Doesn’t the term “apartment” denote something quaint and small? What’s more, “garden apartment” conjures visions of a precious little studio, facing an interior petit jardin, non? This maison —mansion, truly– defies the simplicity implied in the term “apartment,” for there is nothing simple or small about it (including, unfortunately, the €4.8M list price). Located in the 8eme arrondissement, the apartment boasts three bedrooms and two bathrooms, a separate “beautiful artiste workshop”, with original chevron floors throughout, and windows so large and so abundant I am at a loss for words. What truly took my breath away is that wonderful, decorative covered balcony with separate winding stairwell, inside the apartment. The current owners have made it a reading nook, which, if I’m not mistaken, is precisely how the Real Estate Gods intended it. I know there’s truth to the idea that happiness can only come from within, but I have to contend that it would be fairly unlikely to have a bad day in this place. The windows alone would ensure eternal joy. The listing ends with a one word sentence that most accurately describes this 4700ft² stunner: “Rare.” I’ll say.

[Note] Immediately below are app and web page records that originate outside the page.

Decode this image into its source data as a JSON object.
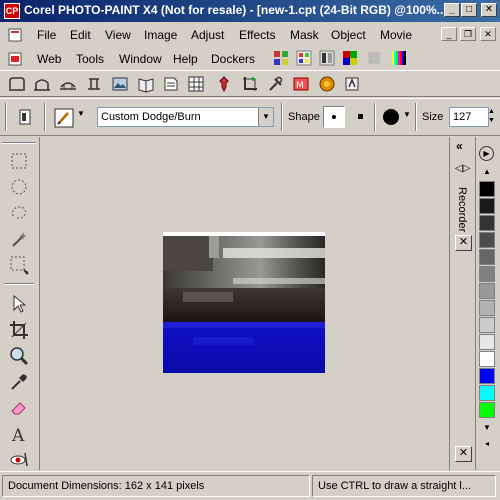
{
  "window": {
    "title": "Corel PHOTO-PAINT X4 (Not for resale) - [new-1.cpt (24-Bit RGB) @100%...",
    "app_icon_text": "CP"
  },
  "menu": {
    "row1": [
      "File",
      "Edit",
      "View",
      "Image",
      "Adjust",
      "Effects",
      "Mask",
      "Object",
      "Movie"
    ],
    "row2": [
      "Web",
      "Tools",
      "Window",
      "Help",
      "Dockers"
    ]
  },
  "property_bar": {
    "brush_type": "Custom Dodge/Burn",
    "shape_label": "Shape",
    "size_label": "Size",
    "size_value": "127"
  },
  "docker": {
    "title": "Recorder"
  },
  "palette": {
    "colors": [
      "#000000",
      "#1a1a1a",
      "#333333",
      "#4d4d4d",
      "#666666",
      "#808080",
      "#999999",
      "#b3b3b3",
      "#cccccc",
      "#e6e6e6",
      "#ffffff",
      "#0000ff",
      "#00ffff",
      "#00ff00"
    ]
  },
  "status": {
    "dimensions": "Document Dimensions: 162 x 141 pixels",
    "hint": "Use CTRL to draw a straight l..."
  }
}
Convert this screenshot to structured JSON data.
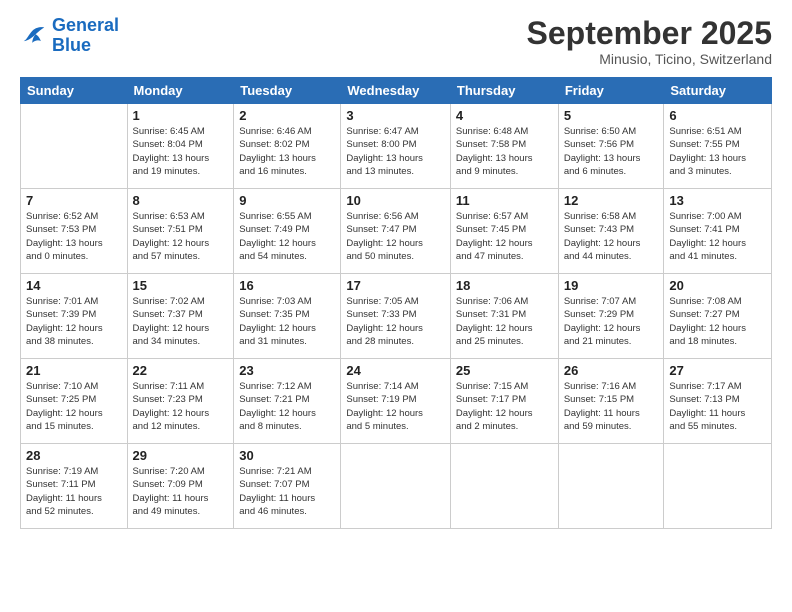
{
  "logo": {
    "line1": "General",
    "line2": "Blue"
  },
  "header": {
    "month": "September 2025",
    "location": "Minusio, Ticino, Switzerland"
  },
  "weekdays": [
    "Sunday",
    "Monday",
    "Tuesday",
    "Wednesday",
    "Thursday",
    "Friday",
    "Saturday"
  ],
  "weeks": [
    [
      {
        "day": "",
        "info": ""
      },
      {
        "day": "1",
        "info": "Sunrise: 6:45 AM\nSunset: 8:04 PM\nDaylight: 13 hours\nand 19 minutes."
      },
      {
        "day": "2",
        "info": "Sunrise: 6:46 AM\nSunset: 8:02 PM\nDaylight: 13 hours\nand 16 minutes."
      },
      {
        "day": "3",
        "info": "Sunrise: 6:47 AM\nSunset: 8:00 PM\nDaylight: 13 hours\nand 13 minutes."
      },
      {
        "day": "4",
        "info": "Sunrise: 6:48 AM\nSunset: 7:58 PM\nDaylight: 13 hours\nand 9 minutes."
      },
      {
        "day": "5",
        "info": "Sunrise: 6:50 AM\nSunset: 7:56 PM\nDaylight: 13 hours\nand 6 minutes."
      },
      {
        "day": "6",
        "info": "Sunrise: 6:51 AM\nSunset: 7:55 PM\nDaylight: 13 hours\nand 3 minutes."
      }
    ],
    [
      {
        "day": "7",
        "info": "Sunrise: 6:52 AM\nSunset: 7:53 PM\nDaylight: 13 hours\nand 0 minutes."
      },
      {
        "day": "8",
        "info": "Sunrise: 6:53 AM\nSunset: 7:51 PM\nDaylight: 12 hours\nand 57 minutes."
      },
      {
        "day": "9",
        "info": "Sunrise: 6:55 AM\nSunset: 7:49 PM\nDaylight: 12 hours\nand 54 minutes."
      },
      {
        "day": "10",
        "info": "Sunrise: 6:56 AM\nSunset: 7:47 PM\nDaylight: 12 hours\nand 50 minutes."
      },
      {
        "day": "11",
        "info": "Sunrise: 6:57 AM\nSunset: 7:45 PM\nDaylight: 12 hours\nand 47 minutes."
      },
      {
        "day": "12",
        "info": "Sunrise: 6:58 AM\nSunset: 7:43 PM\nDaylight: 12 hours\nand 44 minutes."
      },
      {
        "day": "13",
        "info": "Sunrise: 7:00 AM\nSunset: 7:41 PM\nDaylight: 12 hours\nand 41 minutes."
      }
    ],
    [
      {
        "day": "14",
        "info": "Sunrise: 7:01 AM\nSunset: 7:39 PM\nDaylight: 12 hours\nand 38 minutes."
      },
      {
        "day": "15",
        "info": "Sunrise: 7:02 AM\nSunset: 7:37 PM\nDaylight: 12 hours\nand 34 minutes."
      },
      {
        "day": "16",
        "info": "Sunrise: 7:03 AM\nSunset: 7:35 PM\nDaylight: 12 hours\nand 31 minutes."
      },
      {
        "day": "17",
        "info": "Sunrise: 7:05 AM\nSunset: 7:33 PM\nDaylight: 12 hours\nand 28 minutes."
      },
      {
        "day": "18",
        "info": "Sunrise: 7:06 AM\nSunset: 7:31 PM\nDaylight: 12 hours\nand 25 minutes."
      },
      {
        "day": "19",
        "info": "Sunrise: 7:07 AM\nSunset: 7:29 PM\nDaylight: 12 hours\nand 21 minutes."
      },
      {
        "day": "20",
        "info": "Sunrise: 7:08 AM\nSunset: 7:27 PM\nDaylight: 12 hours\nand 18 minutes."
      }
    ],
    [
      {
        "day": "21",
        "info": "Sunrise: 7:10 AM\nSunset: 7:25 PM\nDaylight: 12 hours\nand 15 minutes."
      },
      {
        "day": "22",
        "info": "Sunrise: 7:11 AM\nSunset: 7:23 PM\nDaylight: 12 hours\nand 12 minutes."
      },
      {
        "day": "23",
        "info": "Sunrise: 7:12 AM\nSunset: 7:21 PM\nDaylight: 12 hours\nand 8 minutes."
      },
      {
        "day": "24",
        "info": "Sunrise: 7:14 AM\nSunset: 7:19 PM\nDaylight: 12 hours\nand 5 minutes."
      },
      {
        "day": "25",
        "info": "Sunrise: 7:15 AM\nSunset: 7:17 PM\nDaylight: 12 hours\nand 2 minutes."
      },
      {
        "day": "26",
        "info": "Sunrise: 7:16 AM\nSunset: 7:15 PM\nDaylight: 11 hours\nand 59 minutes."
      },
      {
        "day": "27",
        "info": "Sunrise: 7:17 AM\nSunset: 7:13 PM\nDaylight: 11 hours\nand 55 minutes."
      }
    ],
    [
      {
        "day": "28",
        "info": "Sunrise: 7:19 AM\nSunset: 7:11 PM\nDaylight: 11 hours\nand 52 minutes."
      },
      {
        "day": "29",
        "info": "Sunrise: 7:20 AM\nSunset: 7:09 PM\nDaylight: 11 hours\nand 49 minutes."
      },
      {
        "day": "30",
        "info": "Sunrise: 7:21 AM\nSunset: 7:07 PM\nDaylight: 11 hours\nand 46 minutes."
      },
      {
        "day": "",
        "info": ""
      },
      {
        "day": "",
        "info": ""
      },
      {
        "day": "",
        "info": ""
      },
      {
        "day": "",
        "info": ""
      }
    ]
  ]
}
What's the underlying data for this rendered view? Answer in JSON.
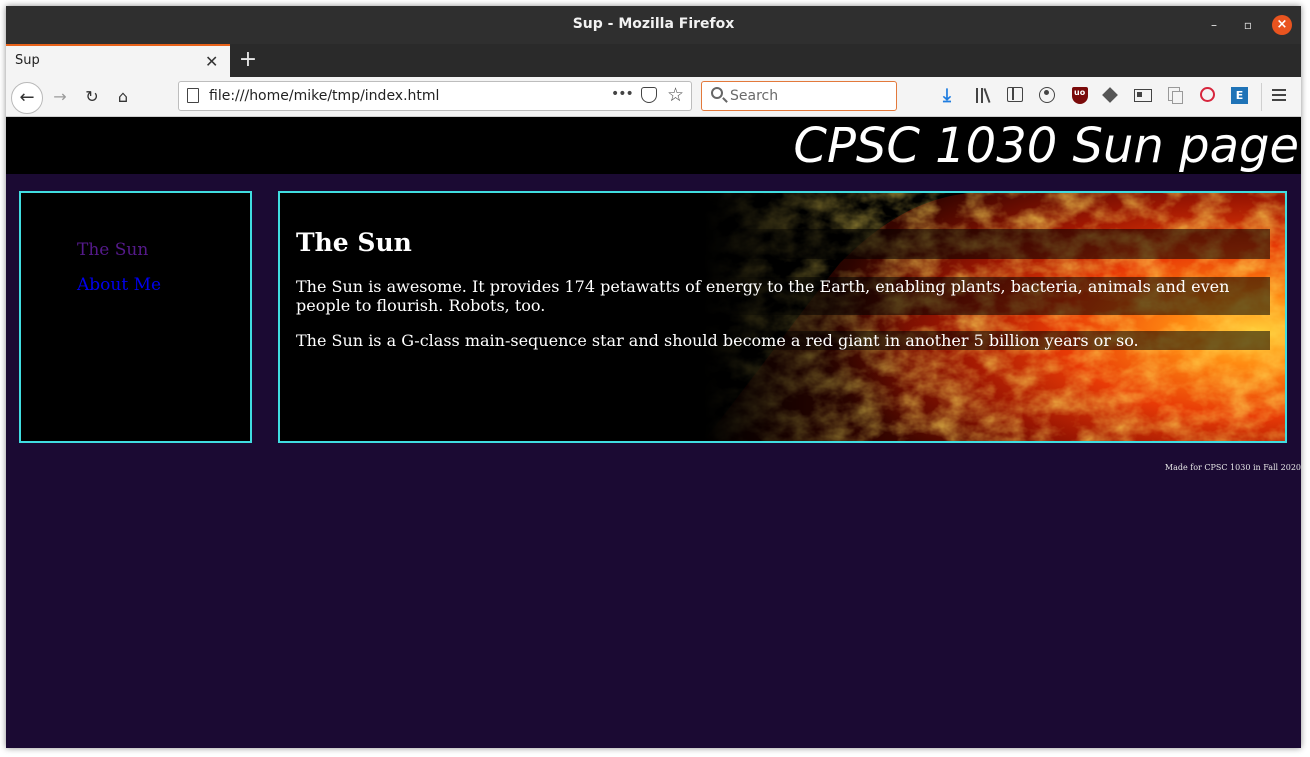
{
  "window": {
    "title": "Sup - Mozilla Firefox",
    "controls": {
      "minimize": "–",
      "maximize": "▫",
      "close": "×"
    }
  },
  "tabs": [
    {
      "label": "Sup",
      "close": "✕",
      "active": true
    }
  ],
  "tabbar": {
    "new_tab": "+"
  },
  "navbar": {
    "back": "←",
    "forward": "→",
    "reload": "↻",
    "home": "⌂",
    "url": "file:///home/mike/tmp/index.html",
    "page_actions": "•••",
    "bookmark_star": "☆"
  },
  "search": {
    "placeholder": "Search"
  },
  "toolbar_icons": [
    "download-icon",
    "library-icon",
    "sidebar-icon",
    "account-icon",
    "ublock-icon",
    "cube-extension-icon",
    "reader-extension-icon",
    "copy-extension-icon",
    "shield-extension-icon",
    "extension-icon",
    "hamburger-menu-icon"
  ],
  "toolbar": {
    "ext_letter": "E",
    "download_glyph": "⤓"
  },
  "colors": {
    "page_background": "#1b0a33",
    "header_background": "#000000",
    "border_accent": "#40dde0",
    "visited_link": "#551a8b",
    "unvisited_link": "#0000ee",
    "search_focus": "#e3793b",
    "tab_accent": "#e8621a"
  },
  "site": {
    "title": "CPSC 1030 Sun page",
    "nav": [
      {
        "label": "The Sun"
      },
      {
        "label": "About Me"
      }
    ],
    "main": {
      "heading": "The Sun",
      "paragraphs": [
        "The Sun is awesome. It provides 174 petawatts of energy to the Earth, enabling plants, bacteria, animals and even people to flourish. Robots, too.",
        "The Sun is a G-class main-sequence star and should become a red giant in another 5 billion years or so."
      ]
    },
    "footer": "Made for CPSC 1030 in Fall 2020"
  }
}
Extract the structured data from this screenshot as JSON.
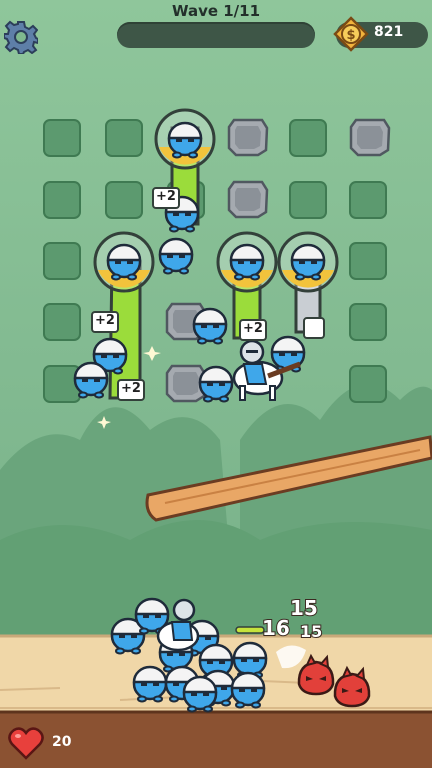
{
  "hud": {
    "wave_label": "Wave 1/11",
    "wave_progress": 0,
    "coins": "821",
    "coin_symbol": "$",
    "settings_icon": "gear-icon"
  },
  "board": {
    "bonus_labels": [
      "+2",
      "+2",
      "+2",
      "+2"
    ]
  },
  "battle": {
    "damage_numbers": [
      "15",
      "16",
      "15"
    ]
  },
  "footer": {
    "lives": "20",
    "lives_icon": "heart-icon"
  },
  "colors": {
    "sky": "#7fb98f",
    "cell": "#5c9a6f",
    "unit_blue": "#3fa7ea",
    "enemy_red": "#e2403a",
    "pipe_green": "#9bdc3b"
  }
}
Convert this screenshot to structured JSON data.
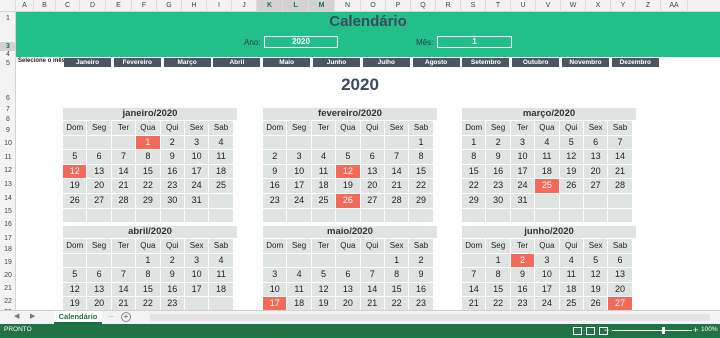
{
  "sheet": {
    "columns": [
      "A",
      "B",
      "C",
      "D",
      "E",
      "F",
      "G",
      "H",
      "I",
      "J",
      "K",
      "L",
      "M",
      "N",
      "O",
      "P",
      "Q",
      "R",
      "S",
      "T",
      "U",
      "V",
      "W",
      "X",
      "Y",
      "Z",
      "AA"
    ],
    "rows": [
      "1",
      "3",
      "4",
      "5",
      "6",
      "7",
      "8",
      "9",
      "10",
      "11",
      "12",
      "13",
      "14",
      "15",
      "16",
      "17",
      "18",
      "19",
      "20",
      "21",
      "22",
      "23"
    ]
  },
  "banner": {
    "title": "Calendário",
    "ano_label": "Ano:",
    "ano_value": "2020",
    "mes_label": "Mês:",
    "mes_value": "1"
  },
  "month_selector": {
    "label": "Selecione o mês:",
    "months": [
      "Janeiro",
      "Fevereiro",
      "Março",
      "Abril",
      "Maio",
      "Junho",
      "Julho",
      "Agosto",
      "Setembro",
      "Outubro",
      "Novembro",
      "Dezembro"
    ]
  },
  "year_heading": "2020",
  "weekdays": [
    "Dom",
    "Seg",
    "Ter",
    "Qua",
    "Qui",
    "Sex",
    "Sab"
  ],
  "calendars": [
    {
      "title": "janeiro/2020",
      "start": 3,
      "days": 31,
      "rows": 6,
      "highlight": [
        1,
        12
      ]
    },
    {
      "title": "fevereiro/2020",
      "start": 6,
      "days": 29,
      "rows": 6,
      "highlight": [
        12,
        26
      ]
    },
    {
      "title": "março/2020",
      "start": 0,
      "days": 31,
      "rows": 6,
      "highlight": [
        25
      ]
    },
    {
      "title": "abril/2020",
      "start": 3,
      "days": 23,
      "rows": 4,
      "highlight": []
    },
    {
      "title": "maio/2020",
      "start": 5,
      "days": 23,
      "rows": 4,
      "highlight": [
        17
      ]
    },
    {
      "title": "junho/2020",
      "start": 1,
      "days": 27,
      "rows": 4,
      "highlight": [
        2,
        27
      ]
    }
  ],
  "tabs": {
    "active": "Calendário",
    "more": "...",
    "add": "+"
  },
  "status": {
    "text": "PRONTO",
    "zoom": "100%"
  }
}
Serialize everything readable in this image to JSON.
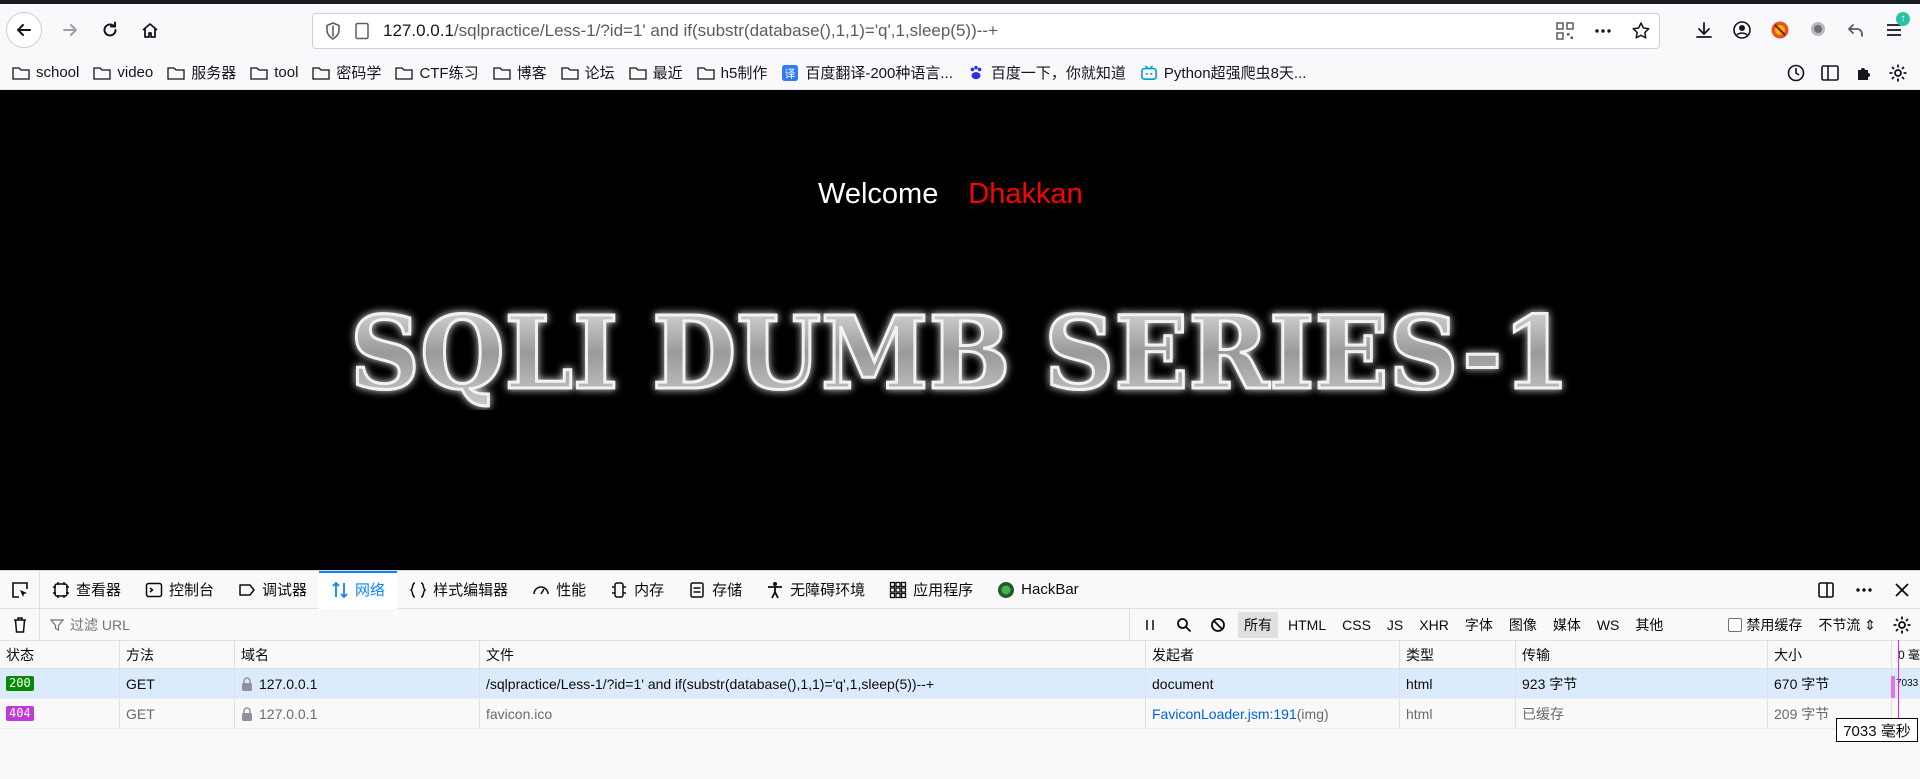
{
  "browser": {
    "url_host": "127.0.0.1",
    "url_path": "/sqlpractice/Less-1/?id=1' and if(substr(database(),1,1)='q',1,sleep(5))--+"
  },
  "bookmarks": [
    {
      "label": "school",
      "icon": "folder-icon"
    },
    {
      "label": "video",
      "icon": "folder-icon"
    },
    {
      "label": "服务器",
      "icon": "folder-icon"
    },
    {
      "label": "tool",
      "icon": "folder-icon"
    },
    {
      "label": "密码学",
      "icon": "folder-icon"
    },
    {
      "label": "CTF练习",
      "icon": "folder-icon"
    },
    {
      "label": "博客",
      "icon": "folder-icon"
    },
    {
      "label": "论坛",
      "icon": "folder-icon"
    },
    {
      "label": "最近",
      "icon": "folder-icon"
    },
    {
      "label": "h5制作",
      "icon": "folder-icon"
    },
    {
      "label": "百度翻译-200种语言...",
      "icon": "translate-icon"
    },
    {
      "label": "百度一下，你就知道",
      "icon": "baidu-paw-icon"
    },
    {
      "label": "Python超强爬虫8天...",
      "icon": "bilibili-icon"
    }
  ],
  "page": {
    "welcome": "Welcome",
    "name": "Dhakkan",
    "banner": "SQLI DUMB SERIES-1"
  },
  "devtools": {
    "tabs": [
      {
        "label": "查看器",
        "icon": "inspector-icon"
      },
      {
        "label": "控制台",
        "icon": "console-icon"
      },
      {
        "label": "调试器",
        "icon": "debugger-icon"
      },
      {
        "label": "网络",
        "icon": "network-icon",
        "active": true
      },
      {
        "label": "样式编辑器",
        "icon": "style-editor-icon"
      },
      {
        "label": "性能",
        "icon": "performance-icon"
      },
      {
        "label": "内存",
        "icon": "memory-icon"
      },
      {
        "label": "存储",
        "icon": "storage-icon"
      },
      {
        "label": "无障碍环境",
        "icon": "accessibility-icon"
      },
      {
        "label": "应用程序",
        "icon": "application-icon"
      },
      {
        "label": "HackBar",
        "icon": "hackbar-icon"
      }
    ],
    "filter_placeholder": "过滤 URL",
    "type_filters": [
      "所有",
      "HTML",
      "CSS",
      "JS",
      "XHR",
      "字体",
      "图像",
      "媒体",
      "WS",
      "其他"
    ],
    "disable_cache": "禁用缓存",
    "throttle": "不节流 ⇕",
    "columns": [
      "状态",
      "方法",
      "域名",
      "文件",
      "发起者",
      "类型",
      "传输",
      "大小",
      "0 毫"
    ],
    "rows": [
      {
        "status": "200",
        "method": "GET",
        "domain": "127.0.0.1",
        "file": "/sqlpractice/Less-1/?id=1' and if(substr(database(),1,1)='q',1,sleep(5))--+",
        "initiator": "document",
        "initiator_suffix": "",
        "type": "html",
        "transferred": "923 字节",
        "size": "670 字节",
        "waterfall": "7033"
      },
      {
        "status": "404",
        "method": "GET",
        "domain": "127.0.0.1",
        "file": "favicon.ico",
        "initiator": "FaviconLoader.jsm:191",
        "initiator_suffix": " (img)",
        "type": "html",
        "transferred": "已缓存",
        "size": "209 字节",
        "waterfall": ""
      }
    ],
    "timing_tooltip": "7033 毫秒"
  },
  "colors": {
    "accent": "#0a84ff",
    "name_red": "#ff0000",
    "status_ok": "#058b00",
    "status_404": "#c13ad7"
  }
}
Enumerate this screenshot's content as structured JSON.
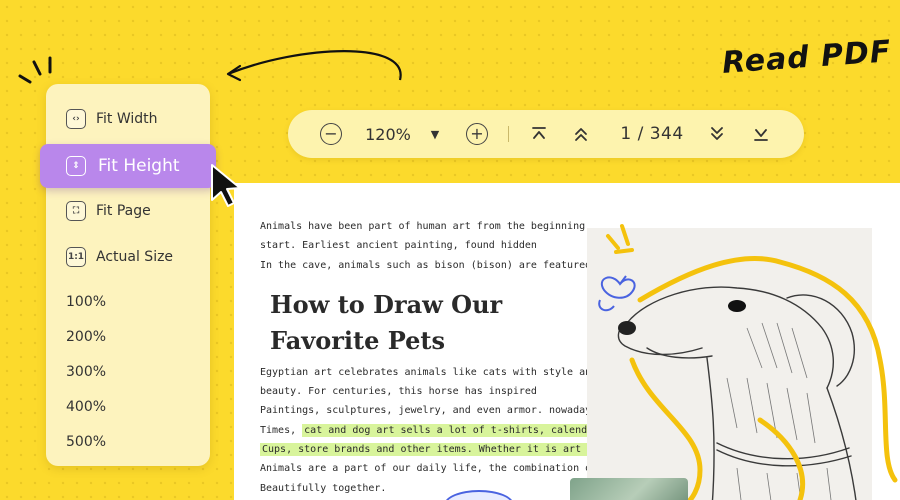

(Did anyone else catch the meat slicer in the dining room? Or were you too busy staring at that fantastic skylight?)
Admittedly, I haven’t spent much time in the 10eme, the neighborhood in central Paris that encompasses Canal Saint-Martin and Gare de L’Est. With the exception of our two trips to La Tête Dans Les Olives and an afternoon stroll around the Canal, my only other experience with the neighborhood comes from mostly ignoring its existence. Which sounds mean, I know, but it isn’t typically a must-see arrondissement in the city. It’s nestled south of Montmartre, and north of the hipper Marais, so the 10eme has sadly flown under my radar. It’s assuredly more local and quiet than the neighborhoods surrounding the major tourist spots elsewhere in Paris, but, as I learned when I saw this apartment for sale, equally as rife with resplendent real estate (say that three times fast). The detailed ceiling medallions, beautiful moldings, and unbelievable chevron floors in every room aren’t overshadowed by the more modern updates. That eat-in kitchen is the stuff of dreams, with the nook bookshelf and exaggerated floor lamp. I’d sort of assumed that apartments this classically detailed only existed in more storied neighborhoods, like the 7eme or the 17eme, but I stand happily corrected. The only downside? The price tag, bien sûr. (€1.390m. Oof.) Well, and that strange painting in the living room.
November 5, 2014 / home design /